Ernest Ryland

2022-01-17

Prove that the series $\sum _{i=1}^{\mathrm{\infty}}\frac{1}{\sqrt{n}}\mathrm{sin}\left(\frac{1}{\sqrt{n}}\right)$ is divergent

Navreaiw

Beginner2022-01-18Added 34 answers

For $0\le x\le \frac{\pi}{2}$ , we have

$\frac{2}{\pi}x\le \mathrm{sin}\left(x\right)\le x$

Therefore use$\frac{2}{\pi}x\le \mathrm{sin}\left(x\right),x=\frac{1}{\sqrt{n}}$ , and get after multiplication $\frac{2}{\pi}\frac{1}{n}\le \mathrm{sin}\left(\frac{1}{\sqrt{n}}\right)$ .

Therefore use

Paul Mitchell

Beginner2022-01-19Added 40 answers

A variant is to use

Now write

And still conclude by comparison with
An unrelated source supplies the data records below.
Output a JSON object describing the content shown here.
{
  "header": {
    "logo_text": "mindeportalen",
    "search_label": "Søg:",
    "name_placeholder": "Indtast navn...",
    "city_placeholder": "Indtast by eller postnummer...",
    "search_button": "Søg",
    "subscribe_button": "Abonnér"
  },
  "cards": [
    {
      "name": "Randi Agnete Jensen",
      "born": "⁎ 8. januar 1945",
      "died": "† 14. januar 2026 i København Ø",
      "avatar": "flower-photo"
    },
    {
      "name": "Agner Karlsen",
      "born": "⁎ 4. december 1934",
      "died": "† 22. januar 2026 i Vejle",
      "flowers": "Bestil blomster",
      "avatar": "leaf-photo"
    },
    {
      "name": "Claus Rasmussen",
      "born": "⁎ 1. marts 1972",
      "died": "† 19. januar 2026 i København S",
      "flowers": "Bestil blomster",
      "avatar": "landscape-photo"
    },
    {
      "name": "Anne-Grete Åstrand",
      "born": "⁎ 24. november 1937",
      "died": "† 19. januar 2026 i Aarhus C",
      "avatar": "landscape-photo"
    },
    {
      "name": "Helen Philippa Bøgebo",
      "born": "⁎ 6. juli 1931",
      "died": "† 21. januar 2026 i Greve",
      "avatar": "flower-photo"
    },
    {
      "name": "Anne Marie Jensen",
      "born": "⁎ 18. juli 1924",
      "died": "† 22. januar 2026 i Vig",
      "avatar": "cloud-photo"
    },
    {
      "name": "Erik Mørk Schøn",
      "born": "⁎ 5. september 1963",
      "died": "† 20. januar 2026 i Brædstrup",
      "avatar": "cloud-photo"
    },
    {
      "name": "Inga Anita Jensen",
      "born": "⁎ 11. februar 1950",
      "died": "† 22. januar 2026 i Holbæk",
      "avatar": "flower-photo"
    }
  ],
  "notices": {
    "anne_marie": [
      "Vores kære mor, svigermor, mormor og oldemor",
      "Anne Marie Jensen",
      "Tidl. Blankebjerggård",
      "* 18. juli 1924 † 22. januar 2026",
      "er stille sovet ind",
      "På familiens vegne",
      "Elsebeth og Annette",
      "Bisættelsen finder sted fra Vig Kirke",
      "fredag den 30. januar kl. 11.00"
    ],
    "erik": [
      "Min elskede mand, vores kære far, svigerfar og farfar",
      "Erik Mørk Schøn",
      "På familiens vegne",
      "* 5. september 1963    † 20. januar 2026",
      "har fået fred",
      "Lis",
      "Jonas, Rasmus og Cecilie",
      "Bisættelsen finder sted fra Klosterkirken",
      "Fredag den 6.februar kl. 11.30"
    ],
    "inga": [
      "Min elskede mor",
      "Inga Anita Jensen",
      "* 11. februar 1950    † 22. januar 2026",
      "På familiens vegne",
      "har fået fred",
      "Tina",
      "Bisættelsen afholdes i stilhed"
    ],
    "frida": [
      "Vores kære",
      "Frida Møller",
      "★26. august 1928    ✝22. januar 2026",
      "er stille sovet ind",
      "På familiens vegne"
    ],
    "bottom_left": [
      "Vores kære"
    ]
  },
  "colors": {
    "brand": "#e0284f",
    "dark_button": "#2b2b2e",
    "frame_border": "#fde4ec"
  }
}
Note: a faster way is to use equivalents, the limit 1 means